These statements are unacceptable to European countries and the United States, which through the NATO military intervention in 1999 participated in the “liberation” of Kosovo, opening the door for its independence in 2008. In a statement, the EU issued a warning to Pristina, saying that any attempt to repeal or amend the mandate of the Specialist Chambers seriously undermines Kosovo’s commitment and would “adversely impact Kosovo relations with the EU”. The quintet (US, Germany, France, UK and Italy) also expressed concern that Hashim Thaçi accorded presidential pardons on December 29, 2017 to three individuals convicted of murdering a family (the Hajra case), including two young girls of 3 and 9, whose father served as a policeman under Milosevic regime. Even more direct, according to Pristina newspaper Koha Ditore, US diplomat Stephen Banks warned Prime Minister Ramush Haradinaj that if the tribunal were scrapped, the US would not oppose a Russian initiative at the UN Security Council to set up a similar one.
A Truth Commission to short-circuit the tribunal

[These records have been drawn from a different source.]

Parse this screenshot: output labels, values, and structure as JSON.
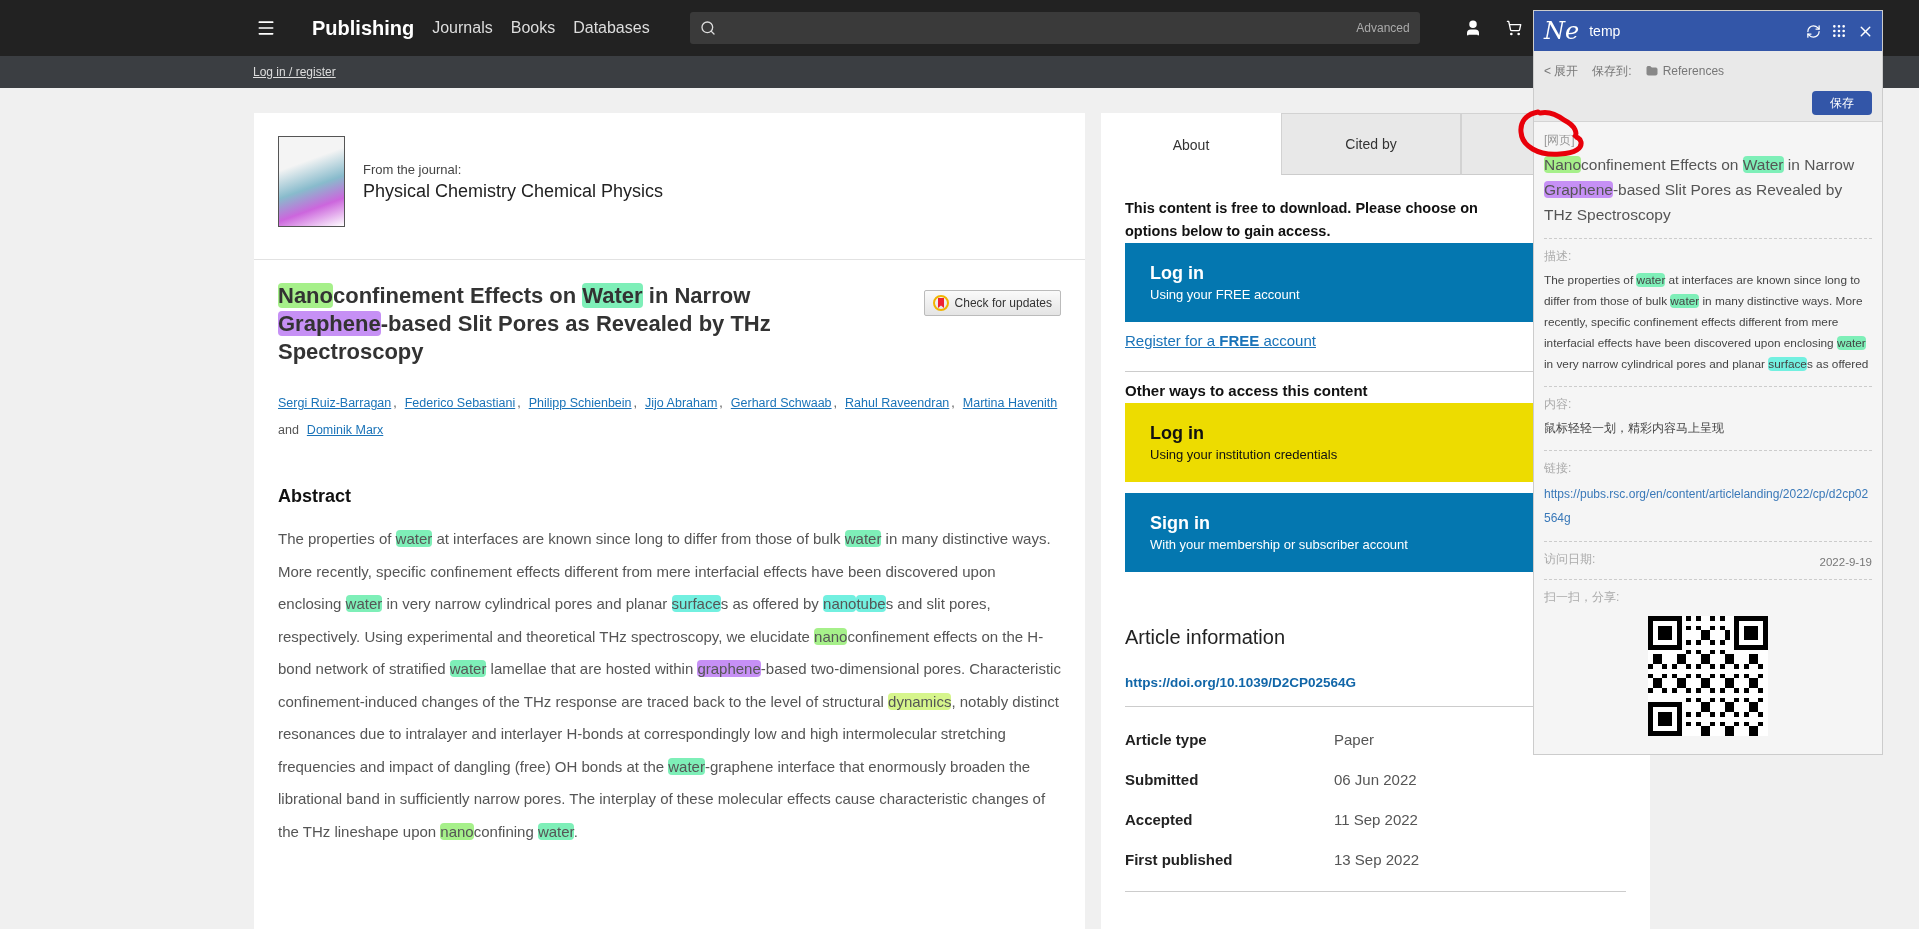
{
  "header": {
    "brand": "Publishing",
    "nav": [
      "Journals",
      "Books",
      "Databases"
    ],
    "search": {
      "advanced": "Advanced"
    }
  },
  "subbar": {
    "login_link": "Log in / register"
  },
  "journal": {
    "from_label": "From the journal:",
    "name": "Physical Chemistry Chemical Physics"
  },
  "article": {
    "title": [
      {
        "text": "Nano",
        "color": "#a6f08a"
      },
      {
        "text": "confinement Effects on "
      },
      {
        "text": "Water",
        "color": "#7eefb8"
      },
      {
        "text": " in Narrow "
      },
      {
        "text": "Graphene",
        "color": "#c690f5"
      },
      {
        "text": "-based Slit Pores as Revealed by THz Spectroscopy"
      }
    ],
    "check_updates": "Check for updates",
    "authors": [
      {
        "name": "Sergi Ruiz-Barragan",
        "separator": ","
      },
      {
        "name": "Federico Sebastiani",
        "separator": ","
      },
      {
        "name": "Philipp Schienbein",
        "separator": ","
      },
      {
        "name": "Jijo Abraham",
        "separator": ","
      },
      {
        "name": "Gerhard Schwaab",
        "separator": ","
      },
      {
        "name": "Rahul Raveendran",
        "separator": ","
      },
      {
        "name": "Martina Havenith",
        "separator": "and"
      },
      {
        "name": "Dominik Marx"
      }
    ],
    "abstract_heading": "Abstract",
    "abstract": [
      {
        "text": "The properties of "
      },
      {
        "text": "water",
        "color": "#7eefb8"
      },
      {
        "text": " at interfaces are known since long to differ from those of bulk "
      },
      {
        "text": "water",
        "color": "#7eefb8"
      },
      {
        "text": " in many distinctive ways. More recently, specific confinement effects different from mere interfacial effects have been discovered upon enclosing "
      },
      {
        "text": "water",
        "color": "#7eefb8"
      },
      {
        "text": " in very narrow cylindrical pores and planar "
      },
      {
        "text": "surface",
        "color": "#72f0e0"
      },
      {
        "text": "s as offered by "
      },
      {
        "text": "nano",
        "color": "#72f0e0"
      },
      {
        "text": "tube",
        "color": "#72f0e0"
      },
      {
        "text": "s and slit pores, respectively. Using experimental and theoretical THz spectroscopy, we elucidate "
      },
      {
        "text": "nano",
        "color": "#a6f08a"
      },
      {
        "text": "confinement effects on the H-bond network of stratified "
      },
      {
        "text": "water",
        "color": "#7eefb8"
      },
      {
        "text": " lamellae that are hosted within "
      },
      {
        "text": "graphene",
        "color": "#c690f5"
      },
      {
        "text": "-based two-dimensional pores. Characteristic confinement-induced changes of the THz response are traced back to the level of structural "
      },
      {
        "text": "dynamics",
        "color": "#d6f58c"
      },
      {
        "text": ", notably distinct resonances due to intralayer and interlayer H-bonds at correspondingly low and high intermolecular stretching frequencies and impact of dangling (free) OH bonds at the "
      },
      {
        "text": "water",
        "color": "#7eefb8"
      },
      {
        "text": "-graphene interface that enormously broaden the librational band in sufficiently narrow pores. The interplay of these molecular effects cause characteristic changes of the THz lineshape upon "
      },
      {
        "text": "nano",
        "color": "#a6f08a"
      },
      {
        "text": "confining "
      },
      {
        "text": "water",
        "color": "#7eefb8"
      },
      {
        "text": "."
      }
    ]
  },
  "tabs": [
    {
      "label": "About",
      "selected": true
    },
    {
      "label": "Cited by",
      "selected": false
    },
    {
      "selected": false
    }
  ],
  "access": {
    "intro": "This content is free to download. Please choose on",
    "line2": "options below to gain access.",
    "options": [
      {
        "kind": "primary",
        "title": "Log in",
        "subtitle": "Using your FREE account"
      }
    ],
    "register": "Register for a **FREE** account",
    "other_heading": "Other ways to access this content",
    "other_options": [
      {
        "kind": "institution",
        "title": "Log in",
        "subtitle": "Using your institution credentials"
      },
      {
        "kind": "primary",
        "title": "Sign in",
        "subtitle": "With your membership or subscriber account"
      }
    ]
  },
  "article_info": {
    "heading": "Article information",
    "doi": "https://doi.org/10.1039/D2CP02564G",
    "rows": [
      {
        "label": "Article type",
        "value": "Paper"
      },
      {
        "label": "Submitted",
        "value": "06 Jun 2022"
      },
      {
        "label": "Accepted",
        "value": "11 Sep 2022"
      },
      {
        "label": "First published",
        "value": "13 Sep 2022"
      }
    ]
  },
  "popup": {
    "logo": "Ne",
    "title": "temp",
    "back": "< 展开",
    "save_to": "保存到:",
    "folder": "References",
    "save": "保存",
    "type_tag": "[网页]",
    "title_text": [
      {
        "text": "Nano",
        "color": "#a6f08a"
      },
      {
        "text": "confinement Effects on "
      },
      {
        "text": "Water",
        "color": "#7eefb8"
      },
      {
        "text": " in Narrow "
      },
      {
        "text": "Graphene",
        "color": "#c690f5"
      },
      {
        "text": "-based Slit Pores as Revealed by THz Spectroscopy"
      }
    ],
    "desc_label": "描述:",
    "description": [
      {
        "text": "The properties of "
      },
      {
        "text": "water",
        "color": "#7eefb8"
      },
      {
        "text": " at interfaces are known since long to differ from those of bulk "
      },
      {
        "text": "water",
        "color": "#7eefb8"
      },
      {
        "text": " in many distinctive ways. More recently, specific confinement effects different from mere interfacial effects have been discovered upon enclosing "
      },
      {
        "text": "water",
        "color": "#7eefb8"
      },
      {
        "text": " in very narrow cylindrical pores and planar "
      },
      {
        "text": "surface",
        "color": "#72f0e0"
      },
      {
        "text": "s as offered"
      }
    ],
    "content_label": "内容:",
    "content": "鼠标轻轻一划，精彩内容马上呈现",
    "link_label": "链接:",
    "link": "https://pubs.rsc.org/en/content/articlelanding/2022/cp/d2cp02564g",
    "date_label": "访问日期:",
    "date": "2022-9-19",
    "share_label": "扫一扫，分享:"
  }
}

The Kosovo authorities also have another, less obvious plan to complicate the task of the special tribunal. In February 2017, President Hashim Thaçi unveiled his idea to create a Truth and Reconciliation Commission. “Kosovo cannot build a good future if it remains a hostage to its past,” he said. Nice words, but many are worried about this initiative, which they see as a non-judicial instrument aimed at whitewashing the crimes committed by members of the former rebellion and promoting amnesty, undermining the Tribunal. It would not be the first time in the Balkans that a political leader tried to use a Truth and Reconciliation Commission to short-circuit the work of a criminal court. In 2001-2002, Serb President Vojislav Kostunica tried this to weaken the ICTY, but that Commission was never credible and was quickly dismantled.
So without having yet issued a single indictment, the special Tribunal faces huge obstacles. To what extent will it be able to carry out investigations and protect witnesses, which the ICTY proved incapable of doing? How will it get people arrested? Dick Marty, whose report triggered this tribunal, stated a few months ago without illusion: “Who, in these circumstances, would be mad enough to testify 20 years after the events? Many witnesses have already been assassinated.”